Copy out each entry precisely; no image belongs in the result.

*** Opening of SUPPLIED RECORDS ***

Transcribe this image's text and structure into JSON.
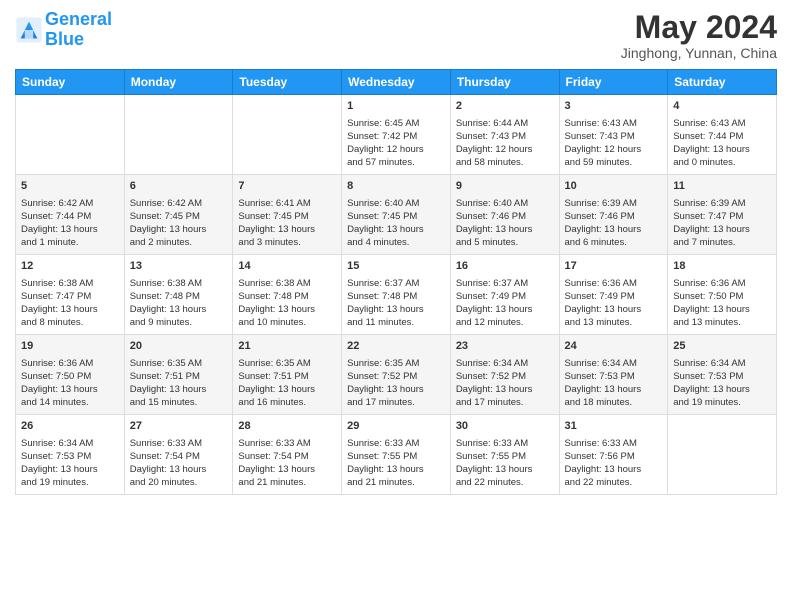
{
  "header": {
    "logo_line1": "General",
    "logo_line2": "Blue",
    "month": "May 2024",
    "location": "Jinghong, Yunnan, China"
  },
  "days_of_week": [
    "Sunday",
    "Monday",
    "Tuesday",
    "Wednesday",
    "Thursday",
    "Friday",
    "Saturday"
  ],
  "weeks": [
    {
      "cells": [
        {
          "day": "",
          "info": ""
        },
        {
          "day": "",
          "info": ""
        },
        {
          "day": "",
          "info": ""
        },
        {
          "day": "1",
          "info": "Sunrise: 6:45 AM\nSunset: 7:42 PM\nDaylight: 12 hours\nand 57 minutes."
        },
        {
          "day": "2",
          "info": "Sunrise: 6:44 AM\nSunset: 7:43 PM\nDaylight: 12 hours\nand 58 minutes."
        },
        {
          "day": "3",
          "info": "Sunrise: 6:43 AM\nSunset: 7:43 PM\nDaylight: 12 hours\nand 59 minutes."
        },
        {
          "day": "4",
          "info": "Sunrise: 6:43 AM\nSunset: 7:44 PM\nDaylight: 13 hours\nand 0 minutes."
        }
      ]
    },
    {
      "cells": [
        {
          "day": "5",
          "info": "Sunrise: 6:42 AM\nSunset: 7:44 PM\nDaylight: 13 hours\nand 1 minute."
        },
        {
          "day": "6",
          "info": "Sunrise: 6:42 AM\nSunset: 7:45 PM\nDaylight: 13 hours\nand 2 minutes."
        },
        {
          "day": "7",
          "info": "Sunrise: 6:41 AM\nSunset: 7:45 PM\nDaylight: 13 hours\nand 3 minutes."
        },
        {
          "day": "8",
          "info": "Sunrise: 6:40 AM\nSunset: 7:45 PM\nDaylight: 13 hours\nand 4 minutes."
        },
        {
          "day": "9",
          "info": "Sunrise: 6:40 AM\nSunset: 7:46 PM\nDaylight: 13 hours\nand 5 minutes."
        },
        {
          "day": "10",
          "info": "Sunrise: 6:39 AM\nSunset: 7:46 PM\nDaylight: 13 hours\nand 6 minutes."
        },
        {
          "day": "11",
          "info": "Sunrise: 6:39 AM\nSunset: 7:47 PM\nDaylight: 13 hours\nand 7 minutes."
        }
      ]
    },
    {
      "cells": [
        {
          "day": "12",
          "info": "Sunrise: 6:38 AM\nSunset: 7:47 PM\nDaylight: 13 hours\nand 8 minutes."
        },
        {
          "day": "13",
          "info": "Sunrise: 6:38 AM\nSunset: 7:48 PM\nDaylight: 13 hours\nand 9 minutes."
        },
        {
          "day": "14",
          "info": "Sunrise: 6:38 AM\nSunset: 7:48 PM\nDaylight: 13 hours\nand 10 minutes."
        },
        {
          "day": "15",
          "info": "Sunrise: 6:37 AM\nSunset: 7:48 PM\nDaylight: 13 hours\nand 11 minutes."
        },
        {
          "day": "16",
          "info": "Sunrise: 6:37 AM\nSunset: 7:49 PM\nDaylight: 13 hours\nand 12 minutes."
        },
        {
          "day": "17",
          "info": "Sunrise: 6:36 AM\nSunset: 7:49 PM\nDaylight: 13 hours\nand 13 minutes."
        },
        {
          "day": "18",
          "info": "Sunrise: 6:36 AM\nSunset: 7:50 PM\nDaylight: 13 hours\nand 13 minutes."
        }
      ]
    },
    {
      "cells": [
        {
          "day": "19",
          "info": "Sunrise: 6:36 AM\nSunset: 7:50 PM\nDaylight: 13 hours\nand 14 minutes."
        },
        {
          "day": "20",
          "info": "Sunrise: 6:35 AM\nSunset: 7:51 PM\nDaylight: 13 hours\nand 15 minutes."
        },
        {
          "day": "21",
          "info": "Sunrise: 6:35 AM\nSunset: 7:51 PM\nDaylight: 13 hours\nand 16 minutes."
        },
        {
          "day": "22",
          "info": "Sunrise: 6:35 AM\nSunset: 7:52 PM\nDaylight: 13 hours\nand 17 minutes."
        },
        {
          "day": "23",
          "info": "Sunrise: 6:34 AM\nSunset: 7:52 PM\nDaylight: 13 hours\nand 17 minutes."
        },
        {
          "day": "24",
          "info": "Sunrise: 6:34 AM\nSunset: 7:53 PM\nDaylight: 13 hours\nand 18 minutes."
        },
        {
          "day": "25",
          "info": "Sunrise: 6:34 AM\nSunset: 7:53 PM\nDaylight: 13 hours\nand 19 minutes."
        }
      ]
    },
    {
      "cells": [
        {
          "day": "26",
          "info": "Sunrise: 6:34 AM\nSunset: 7:53 PM\nDaylight: 13 hours\nand 19 minutes."
        },
        {
          "day": "27",
          "info": "Sunrise: 6:33 AM\nSunset: 7:54 PM\nDaylight: 13 hours\nand 20 minutes."
        },
        {
          "day": "28",
          "info": "Sunrise: 6:33 AM\nSunset: 7:54 PM\nDaylight: 13 hours\nand 21 minutes."
        },
        {
          "day": "29",
          "info": "Sunrise: 6:33 AM\nSunset: 7:55 PM\nDaylight: 13 hours\nand 21 minutes."
        },
        {
          "day": "30",
          "info": "Sunrise: 6:33 AM\nSunset: 7:55 PM\nDaylight: 13 hours\nand 22 minutes."
        },
        {
          "day": "31",
          "info": "Sunrise: 6:33 AM\nSunset: 7:56 PM\nDaylight: 13 hours\nand 22 minutes."
        },
        {
          "day": "",
          "info": ""
        }
      ]
    }
  ]
}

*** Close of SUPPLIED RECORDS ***

TASK OUTPUT
Transcribe this image's text and structure into JSON.
{
  "header": {
    "logo_line1": "General",
    "logo_line2": "Blue",
    "month": "May 2024",
    "location": "Jinghong, Yunnan, China"
  },
  "days_of_week": [
    "Sunday",
    "Monday",
    "Tuesday",
    "Wednesday",
    "Thursday",
    "Friday",
    "Saturday"
  ],
  "weeks": [
    {
      "cells": [
        {
          "day": "",
          "info": ""
        },
        {
          "day": "",
          "info": ""
        },
        {
          "day": "",
          "info": ""
        },
        {
          "day": "1",
          "info": "Sunrise: 6:45 AM\nSunset: 7:42 PM\nDaylight: 12 hours\nand 57 minutes."
        },
        {
          "day": "2",
          "info": "Sunrise: 6:44 AM\nSunset: 7:43 PM\nDaylight: 12 hours\nand 58 minutes."
        },
        {
          "day": "3",
          "info": "Sunrise: 6:43 AM\nSunset: 7:43 PM\nDaylight: 12 hours\nand 59 minutes."
        },
        {
          "day": "4",
          "info": "Sunrise: 6:43 AM\nSunset: 7:44 PM\nDaylight: 13 hours\nand 0 minutes."
        }
      ]
    },
    {
      "cells": [
        {
          "day": "5",
          "info": "Sunrise: 6:42 AM\nSunset: 7:44 PM\nDaylight: 13 hours\nand 1 minute."
        },
        {
          "day": "6",
          "info": "Sunrise: 6:42 AM\nSunset: 7:45 PM\nDaylight: 13 hours\nand 2 minutes."
        },
        {
          "day": "7",
          "info": "Sunrise: 6:41 AM\nSunset: 7:45 PM\nDaylight: 13 hours\nand 3 minutes."
        },
        {
          "day": "8",
          "info": "Sunrise: 6:40 AM\nSunset: 7:45 PM\nDaylight: 13 hours\nand 4 minutes."
        },
        {
          "day": "9",
          "info": "Sunrise: 6:40 AM\nSunset: 7:46 PM\nDaylight: 13 hours\nand 5 minutes."
        },
        {
          "day": "10",
          "info": "Sunrise: 6:39 AM\nSunset: 7:46 PM\nDaylight: 13 hours\nand 6 minutes."
        },
        {
          "day": "11",
          "info": "Sunrise: 6:39 AM\nSunset: 7:47 PM\nDaylight: 13 hours\nand 7 minutes."
        }
      ]
    },
    {
      "cells": [
        {
          "day": "12",
          "info": "Sunrise: 6:38 AM\nSunset: 7:47 PM\nDaylight: 13 hours\nand 8 minutes."
        },
        {
          "day": "13",
          "info": "Sunrise: 6:38 AM\nSunset: 7:48 PM\nDaylight: 13 hours\nand 9 minutes."
        },
        {
          "day": "14",
          "info": "Sunrise: 6:38 AM\nSunset: 7:48 PM\nDaylight: 13 hours\nand 10 minutes."
        },
        {
          "day": "15",
          "info": "Sunrise: 6:37 AM\nSunset: 7:48 PM\nDaylight: 13 hours\nand 11 minutes."
        },
        {
          "day": "16",
          "info": "Sunrise: 6:37 AM\nSunset: 7:49 PM\nDaylight: 13 hours\nand 12 minutes."
        },
        {
          "day": "17",
          "info": "Sunrise: 6:36 AM\nSunset: 7:49 PM\nDaylight: 13 hours\nand 13 minutes."
        },
        {
          "day": "18",
          "info": "Sunrise: 6:36 AM\nSunset: 7:50 PM\nDaylight: 13 hours\nand 13 minutes."
        }
      ]
    },
    {
      "cells": [
        {
          "day": "19",
          "info": "Sunrise: 6:36 AM\nSunset: 7:50 PM\nDaylight: 13 hours\nand 14 minutes."
        },
        {
          "day": "20",
          "info": "Sunrise: 6:35 AM\nSunset: 7:51 PM\nDaylight: 13 hours\nand 15 minutes."
        },
        {
          "day": "21",
          "info": "Sunrise: 6:35 AM\nSunset: 7:51 PM\nDaylight: 13 hours\nand 16 minutes."
        },
        {
          "day": "22",
          "info": "Sunrise: 6:35 AM\nSunset: 7:52 PM\nDaylight: 13 hours\nand 17 minutes."
        },
        {
          "day": "23",
          "info": "Sunrise: 6:34 AM\nSunset: 7:52 PM\nDaylight: 13 hours\nand 17 minutes."
        },
        {
          "day": "24",
          "info": "Sunrise: 6:34 AM\nSunset: 7:53 PM\nDaylight: 13 hours\nand 18 minutes."
        },
        {
          "day": "25",
          "info": "Sunrise: 6:34 AM\nSunset: 7:53 PM\nDaylight: 13 hours\nand 19 minutes."
        }
      ]
    },
    {
      "cells": [
        {
          "day": "26",
          "info": "Sunrise: 6:34 AM\nSunset: 7:53 PM\nDaylight: 13 hours\nand 19 minutes."
        },
        {
          "day": "27",
          "info": "Sunrise: 6:33 AM\nSunset: 7:54 PM\nDaylight: 13 hours\nand 20 minutes."
        },
        {
          "day": "28",
          "info": "Sunrise: 6:33 AM\nSunset: 7:54 PM\nDaylight: 13 hours\nand 21 minutes."
        },
        {
          "day": "29",
          "info": "Sunrise: 6:33 AM\nSunset: 7:55 PM\nDaylight: 13 hours\nand 21 minutes."
        },
        {
          "day": "30",
          "info": "Sunrise: 6:33 AM\nSunset: 7:55 PM\nDaylight: 13 hours\nand 22 minutes."
        },
        {
          "day": "31",
          "info": "Sunrise: 6:33 AM\nSunset: 7:56 PM\nDaylight: 13 hours\nand 22 minutes."
        },
        {
          "day": "",
          "info": ""
        }
      ]
    }
  ]
}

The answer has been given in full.